Azerbaijan says it foiled attack near U.S. Embassy

Azerbaijan said Monday it had foiled a radical Islamic group's plot to carry out a "large-scale horrifying terror attack" near the U.S. Embassy. The United States and Britain temporarily closed their embassies in Baku, capital of the former Soviet republic. "Several people belonging to a Wahhabi group have been detained. They were planning terrorist attacks near the U.S. Embassy in Baku," said Arif Babayev, a spokesman for the National Security Ministry. Wahhabism, which originated in Saudi Arabia in the 18th century, is rooted in the idea of restoring Islam's purity by purging it of its foreign and corrupting influences.
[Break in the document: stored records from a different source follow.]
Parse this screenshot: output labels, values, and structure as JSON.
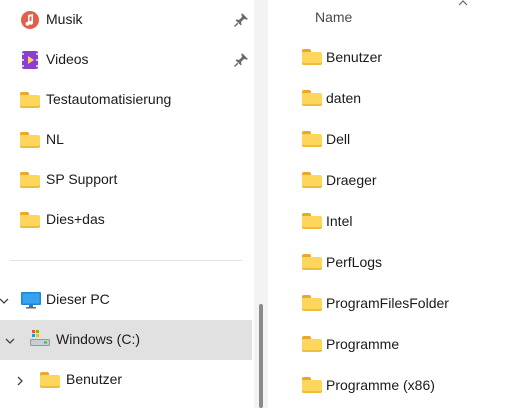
{
  "nav": {
    "quick_access": [
      {
        "label": "Musik",
        "icon": "music-icon",
        "pinned": true
      },
      {
        "label": "Videos",
        "icon": "videos-icon",
        "pinned": true
      },
      {
        "label": "Testautomatisierung",
        "icon": "folder-icon",
        "pinned": false
      },
      {
        "label": "NL",
        "icon": "folder-icon",
        "pinned": false
      },
      {
        "label": "SP Support",
        "icon": "folder-icon",
        "pinned": false
      },
      {
        "label": "Dies+das",
        "icon": "folder-icon",
        "pinned": false
      }
    ],
    "this_pc": {
      "label": "Dieser PC",
      "icon": "computer-icon",
      "expanded": true
    },
    "drive": {
      "label": "Windows (C:)",
      "icon": "drive-icon",
      "expanded": true,
      "selected": true
    },
    "subfolder": {
      "label": "Benutzer",
      "icon": "folder-icon",
      "expanded": false
    }
  },
  "content": {
    "column_header": "Name",
    "sort_indicator": "chevron-up-icon",
    "items": [
      {
        "label": "Benutzer"
      },
      {
        "label": "daten"
      },
      {
        "label": "Dell"
      },
      {
        "label": "Draeger"
      },
      {
        "label": "Intel"
      },
      {
        "label": "PerfLogs"
      },
      {
        "label": "ProgramFilesFolder"
      },
      {
        "label": "Programme"
      },
      {
        "label": "Programme (x86)"
      }
    ]
  },
  "colors": {
    "folder": "#ffd65c",
    "selection": "#e1e1e1",
    "music_icon": "#e05a4a",
    "videos_icon": "#8a3fd1"
  }
}
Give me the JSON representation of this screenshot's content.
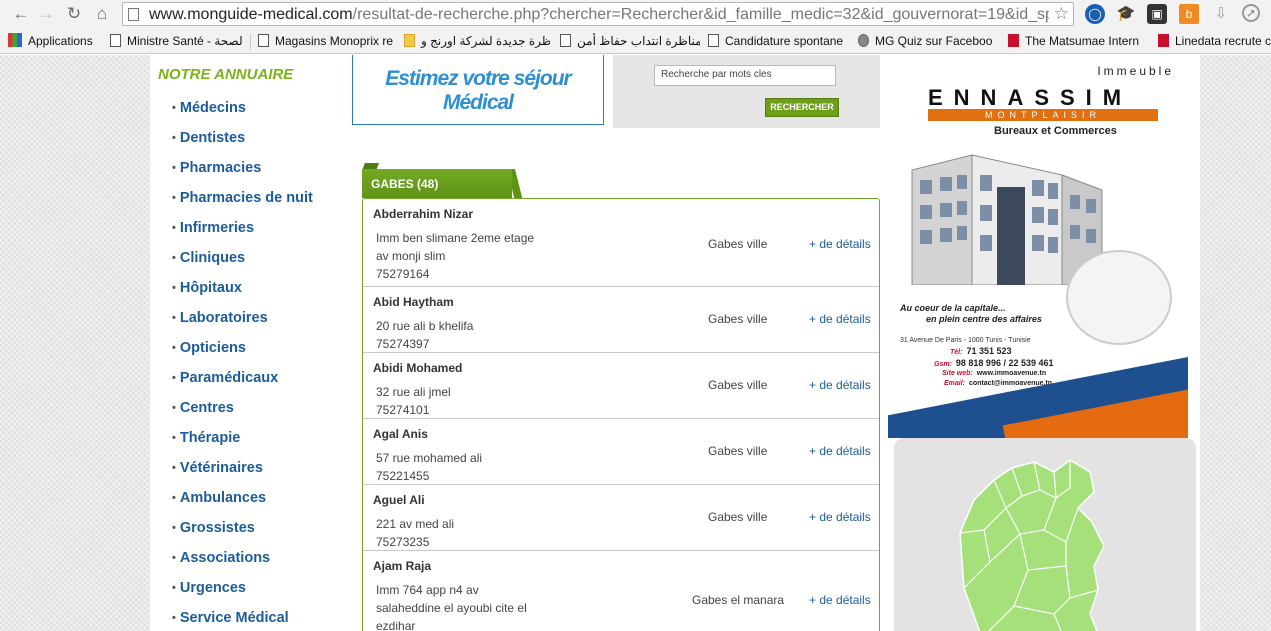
{
  "browser": {
    "url_host": "www.monguide-medical.com",
    "url_path": "/resultat-de-recherche.php?chercher=Rechercher&id_famille_medic=32&id_gouvernorat=19&id_sp",
    "bookmarks": [
      {
        "label": "Applications",
        "icon": "apps-grid-icon"
      },
      {
        "label": "Ministre Santé - الصحة",
        "icon": "page-icon"
      },
      {
        "label": "Magasins Monoprix re",
        "icon": "page-icon"
      },
      {
        "label": "مناظرة جديدة لشركة اورنج و",
        "icon": "logo-icon"
      },
      {
        "label": "فتح مناظرة انتداب حفاظ أمن",
        "icon": "page-icon"
      },
      {
        "label": "Candidature spontane",
        "icon": "page-icon"
      },
      {
        "label": "MG Quiz sur Faceboo",
        "icon": "gear-icon"
      },
      {
        "label": "The Matsumae Intern",
        "icon": "flag-icon"
      },
      {
        "label": "Linedata recrute c",
        "icon": "flag-icon"
      }
    ]
  },
  "sidebar": {
    "title": "NOTRE ANNUAIRE",
    "items": [
      "Médecins",
      "Dentistes",
      "Pharmacies",
      "Pharmacies de nuit",
      "Infirmeries",
      "Cliniques",
      "Hôpitaux",
      "Laboratoires",
      "Opticiens",
      "Paramédicaux",
      "Centres",
      "Thérapie",
      "Vétérinaires",
      "Ambulances",
      "Grossistes",
      "Associations",
      "Urgences",
      "Service Médical"
    ]
  },
  "banner": {
    "line1": "Estimez votre séjour",
    "line2": "Médical"
  },
  "search": {
    "placeholder": "Recherche par mots cles",
    "button": "RECHERCHER"
  },
  "results": {
    "tab_label": "GABES (48)",
    "details_label": "+ de détails",
    "rows": [
      {
        "name": "Abderrahim Nizar",
        "address": [
          "Imm ben slimane 2eme etage",
          "av monji slim"
        ],
        "phone": "75279164",
        "city": "Gabes ville"
      },
      {
        "name": "Abid Haytham",
        "address": [
          "20 rue ali b khelifa"
        ],
        "phone": "75274397",
        "city": "Gabes ville"
      },
      {
        "name": "Abidi Mohamed",
        "address": [
          "32 rue ali jmel"
        ],
        "phone": "75274101",
        "city": "Gabes ville"
      },
      {
        "name": "Agal Anis",
        "address": [
          "57 rue mohamed ali"
        ],
        "phone": "75221455",
        "city": "Gabes ville"
      },
      {
        "name": "Aguel Ali",
        "address": [
          "221 av med ali"
        ],
        "phone": "75273235",
        "city": "Gabes ville"
      },
      {
        "name": "Ajam Raja",
        "address": [
          "Imm 764 app n4 av",
          "salaheddine el ayoubi cite el",
          "ezdihar"
        ],
        "phone": "",
        "city": "Gabes el manara"
      }
    ]
  },
  "ad": {
    "immeuble": "Immeuble",
    "brand": "ENNASSIM",
    "sub": "MONTPLAISIR",
    "bureaux": "Bureaux et Commerces",
    "tagline1": "Au coeur de la capitale...",
    "tagline2": "en plein centre des affaires",
    "address": "31 Avenue De Paris - 1000 Tunis - Tunisie",
    "tel_label": "Tél:",
    "tel": "71 351 523",
    "gsm_label": "Gsm:",
    "gsm": "98 818 996 / 22 539 461",
    "web_label": "Site web:",
    "web": "www.immoavenue.tn",
    "email_label": "Email:",
    "email": "contact@immoavenue.tn"
  },
  "colors": {
    "link": "#1d5c9a",
    "accent_green": "#7ab317",
    "tab_green": "#6a9e1c",
    "map_green": "#a6e07a"
  }
}
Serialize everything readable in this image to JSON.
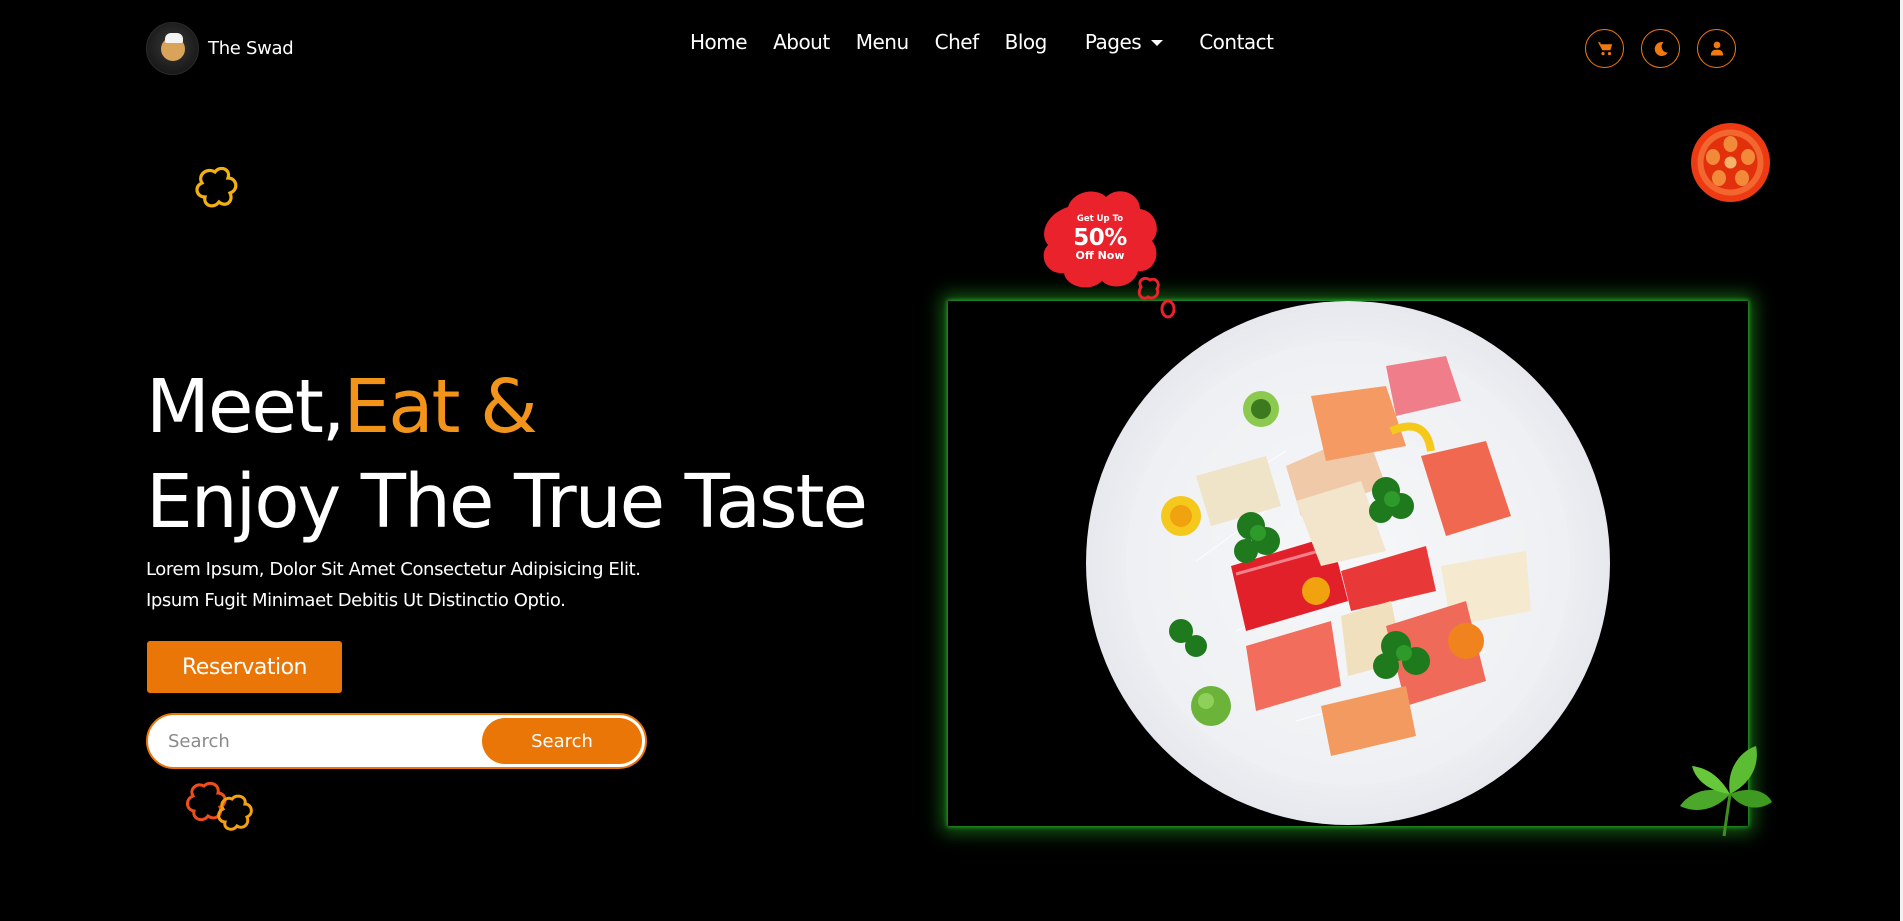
{
  "brand": {
    "name": "The Swad"
  },
  "nav": {
    "links": [
      "Home",
      "About",
      "Menu",
      "Chef",
      "Blog"
    ],
    "pages_label": "Pages",
    "contact_label": "Contact"
  },
  "nav_icons": [
    "cart-icon",
    "moon-icon",
    "user-icon"
  ],
  "hero": {
    "title_part1": "Meet,",
    "title_accent": "Eat &",
    "title_line2": "Enjoy The True Taste",
    "text_line1": "Lorem Ipsum, Dolor Sit Amet Consectetur Adipisicing Elit.",
    "text_line2": "Ipsum Fugit Minimaet Debitis Ut Distinctio Optio.",
    "reservation_label": "Reservation"
  },
  "search": {
    "placeholder": "Search",
    "value": "",
    "button_label": "Search"
  },
  "badge": {
    "top": "Get Up To",
    "big": "50%",
    "bottom": "Off Now"
  },
  "colors": {
    "accent": "#ea7608",
    "accent_text": "#f3941a",
    "background": "#000000",
    "badge_red": "#e9222b",
    "glow_green": "#24b424"
  }
}
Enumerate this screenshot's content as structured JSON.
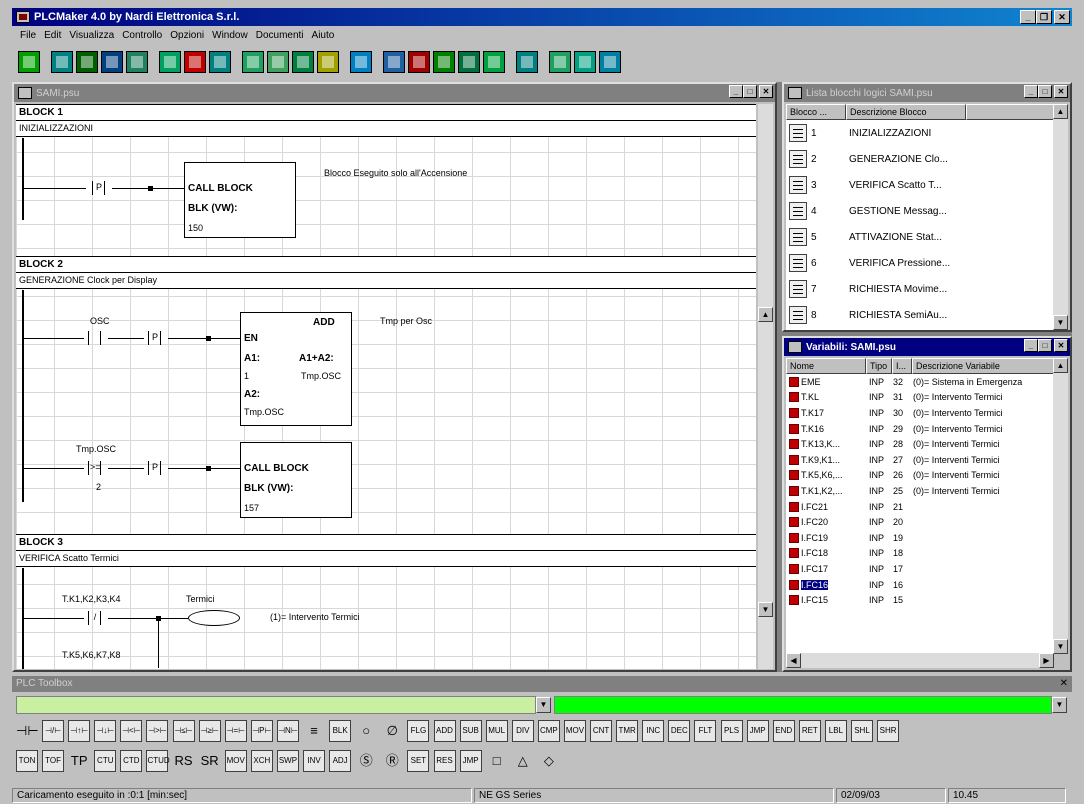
{
  "app": {
    "title": "PLCMaker 4.0 by Nardi Elettronica S.r.l.",
    "menu": [
      "File",
      "Edit",
      "Visualizza",
      "Controllo",
      "Opzioni",
      "Window",
      "Documenti",
      "Aiuto"
    ]
  },
  "toolbar": {
    "buttons": [
      {
        "name": "new-icon",
        "color": "#00a000"
      },
      {
        "name": "open-icon",
        "color": "#008080"
      },
      {
        "name": "save-icon",
        "color": "#006000"
      },
      {
        "name": "save-as-icon",
        "color": "#004080"
      },
      {
        "name": "grid-icon",
        "color": "#208060"
      },
      {
        "name": "copy-icon",
        "color": "#00a060"
      },
      {
        "name": "cut-icon",
        "color": "#c00000"
      },
      {
        "name": "paste-icon",
        "color": "#008080"
      },
      {
        "name": "list-icon",
        "color": "#20a060"
      },
      {
        "name": "table-icon",
        "color": "#40a060"
      },
      {
        "name": "block-icon",
        "color": "#008040"
      },
      {
        "name": "compile-icon",
        "color": "#a0a000"
      },
      {
        "name": "monitor-icon",
        "color": "#0080c0"
      },
      {
        "name": "connect-icon",
        "color": "#2060a0"
      },
      {
        "name": "stop-icon",
        "color": "#a00000"
      },
      {
        "name": "download-icon",
        "color": "#008000"
      },
      {
        "name": "upload-icon",
        "color": "#007040"
      },
      {
        "name": "run-icon",
        "color": "#00a040"
      },
      {
        "name": "print-icon",
        "color": "#008080"
      },
      {
        "name": "window-icon",
        "color": "#20a060"
      },
      {
        "name": "split-icon",
        "color": "#00a080"
      },
      {
        "name": "help-icon",
        "color": "#0080a0"
      }
    ]
  },
  "editor": {
    "title": "SAMI.psu",
    "blocks": [
      {
        "title": "BLOCK 1",
        "desc": "INIZIALIZZAZIONI",
        "contact_sym": "P",
        "box_title": "CALL BLOCK",
        "box_line": "BLK (VW):",
        "box_value": "150",
        "comment": "Blocco Eseguito solo all'Accensione"
      },
      {
        "title": "BLOCK 2",
        "desc": "GENERAZIONE Clock per Display",
        "osc_label": "OSC",
        "add_title": "ADD",
        "add_en": "EN",
        "add_a1": "A1:",
        "add_a1a2": "A1+A2:",
        "add_one": "1",
        "add_tmp_osc": "Tmp.OSC",
        "add_a2": "A2:",
        "add_tmp_osc2": "Tmp.OSC",
        "add_comment": "Tmp per Osc",
        "cmp_label": "Tmp.OSC",
        "cmp_sym": ">=",
        "cmp_value": "2",
        "box_title": "CALL BLOCK",
        "box_line": "BLK (VW):",
        "box_value": "157",
        "contact_sym": "P"
      },
      {
        "title": "BLOCK 3",
        "desc": "VERIFICA Scatto Termici",
        "contact1_label": "T.K1,K2,K3,K4",
        "coil_label": "Termici",
        "coil_comment": "(1)= Intervento Termici",
        "contact2_label": "T.K5,K6,K7,K8"
      }
    ]
  },
  "lista": {
    "title": "Lista blocchi logici SAMI.psu",
    "columns": [
      "Blocco ...",
      "Descrizione Blocco"
    ],
    "rows": [
      {
        "num": "1",
        "desc": "INIZIALIZZAZIONI"
      },
      {
        "num": "2",
        "desc": "GENERAZIONE Clo..."
      },
      {
        "num": "3",
        "desc": "VERIFICA Scatto T..."
      },
      {
        "num": "4",
        "desc": "GESTIONE Messag..."
      },
      {
        "num": "5",
        "desc": "ATTIVAZIONE Stat..."
      },
      {
        "num": "6",
        "desc": "VERIFICA Pressione..."
      },
      {
        "num": "7",
        "desc": "RICHIESTA Movime..."
      },
      {
        "num": "8",
        "desc": "RICHIESTA SemiAu..."
      }
    ]
  },
  "variabili": {
    "title": "Variabili: SAMI.psu",
    "columns": [
      "Nome",
      "Tipo",
      "I...",
      "Descrizione Variabile"
    ],
    "rows": [
      {
        "name": "EME",
        "tipo": "INP",
        "idx": "32",
        "desc": "(0)= Sistema in Emergenza"
      },
      {
        "name": "T.KL",
        "tipo": "INP",
        "idx": "31",
        "desc": "(0)= Intervento Termici"
      },
      {
        "name": "T.K17",
        "tipo": "INP",
        "idx": "30",
        "desc": "(0)= Intervento Termici"
      },
      {
        "name": "T.K16",
        "tipo": "INP",
        "idx": "29",
        "desc": "(0)= Intervento Termici"
      },
      {
        "name": "T.K13,K...",
        "tipo": "INP",
        "idx": "28",
        "desc": "(0)= Interventi Termici"
      },
      {
        "name": "T.K9,K1...",
        "tipo": "INP",
        "idx": "27",
        "desc": "(0)= Interventi Termici"
      },
      {
        "name": "T.K5,K6,...",
        "tipo": "INP",
        "idx": "26",
        "desc": "(0)= Interventi Termici"
      },
      {
        "name": "T.K1,K2,...",
        "tipo": "INP",
        "idx": "25",
        "desc": "(0)= Interventi Termici"
      },
      {
        "name": "I.FC21",
        "tipo": "INP",
        "idx": "21",
        "desc": ""
      },
      {
        "name": "I.FC20",
        "tipo": "INP",
        "idx": "20",
        "desc": ""
      },
      {
        "name": "I.FC19",
        "tipo": "INP",
        "idx": "19",
        "desc": ""
      },
      {
        "name": "I.FC18",
        "tipo": "INP",
        "idx": "18",
        "desc": ""
      },
      {
        "name": "I.FC17",
        "tipo": "INP",
        "idx": "17",
        "desc": ""
      },
      {
        "name": "I.FC16",
        "tipo": "INP",
        "idx": "16",
        "desc": "",
        "selected": true
      },
      {
        "name": "I.FC15",
        "tipo": "INP",
        "idx": "15",
        "desc": ""
      }
    ]
  },
  "toolbox": {
    "title": "PLC Toolbox",
    "field_left_color": "#c8f0a0",
    "field_right_color": "#00ff00",
    "row1_symbols": [
      "⊣⊢",
      "⊣/⊢",
      "⊣↑⊢",
      "⊣↓⊢",
      "⊣<⊢",
      "⊣>⊢",
      "⊣≤⊢",
      "⊣≥⊢",
      "⊣=⊢",
      "⊣P⊢",
      "⊣N⊢",
      "≡",
      "BLK",
      "○",
      "∅",
      "FLG",
      "ADD",
      "SUB",
      "MUL",
      "DIV",
      "CMP",
      "MOV",
      "CNT",
      "TMR",
      "INC",
      "DEC",
      "FLT",
      "PLS",
      "JMP",
      "END",
      "RET",
      "LBL",
      "SHL",
      "SHR"
    ],
    "row2_symbols": [
      "TON",
      "TOF",
      "TP",
      "CTU",
      "CTD",
      "CTUD",
      "RS",
      "SR",
      "MOV",
      "XCH",
      "SWP",
      "INV",
      "ADJ",
      "Ⓢ",
      "Ⓡ",
      "SET",
      "RES",
      "JMP",
      "□",
      "△",
      "◇"
    ]
  },
  "status": {
    "message": "Caricamento eseguito in :0:1 [min:sec]",
    "series": "NE GS Series",
    "date": "02/09/03",
    "time": "10.45"
  }
}
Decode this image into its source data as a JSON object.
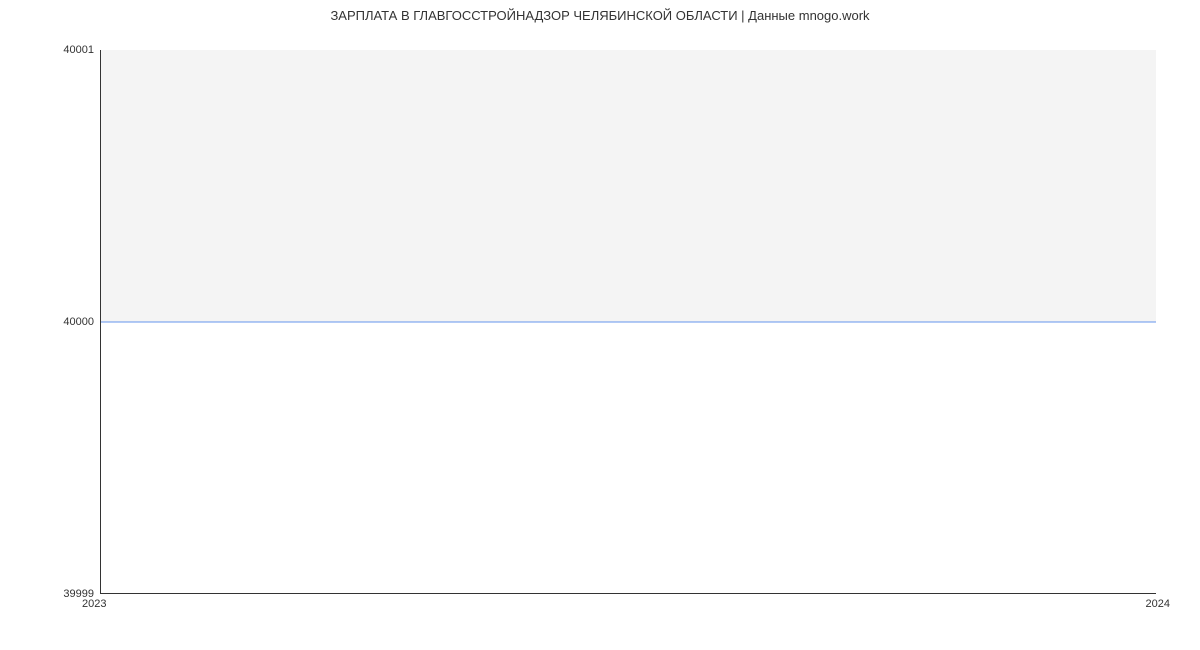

The National Security Ministry said one suspect was killed and several others were detained in a weekend sweep outside Baku. The Islamist group included an army lieutenant who had stolen weapons from his unit for the plot, the National Security Ministry said. The weapons included 20 hand grenades, a machine gun, four assault rifles and ammunition, the ministry said. A spokesman for the U.S. Embassy said it had gone to "limited operations in connection with a threat against the embassy." A British Embassy spokesman said it was closed "due to some local security concerns." Neither embassy would elaborate on the nature of the threat. Join the Conversation: Continue Reading

Man busted trying to bring bomb into U.S. Embassy

A Bosnian man tried to enter the U.S. Embassy in Vienna today with a backpack loaded with explosives but was stopped by security, Austrian police said.The 42-year-old man try to flee after his backpack set off a metal detector at the embassy, officials said. He was nabbed a short time later and no one wa hurt in the incident.Investigators said the man's backpack was filled with explosives, nails and Islamic literature."There were a lot of nails in that bag. Had it exploded, it would have had an enormous shrapnel effect,” said Doris Edelbacher, of Austria's federal counterterrorism office.The suspect was identified only as a native of Bosnia-Herzegovina who had been living in Austria.Last month, authorities arrested three people — all Austrian citizens of Arab origin — in connection with a video posted online in March that had threatened Austria and Germany with attacks if they did not withdraw their military personnel from Afghanistan. Join the Conversation: Continue Reading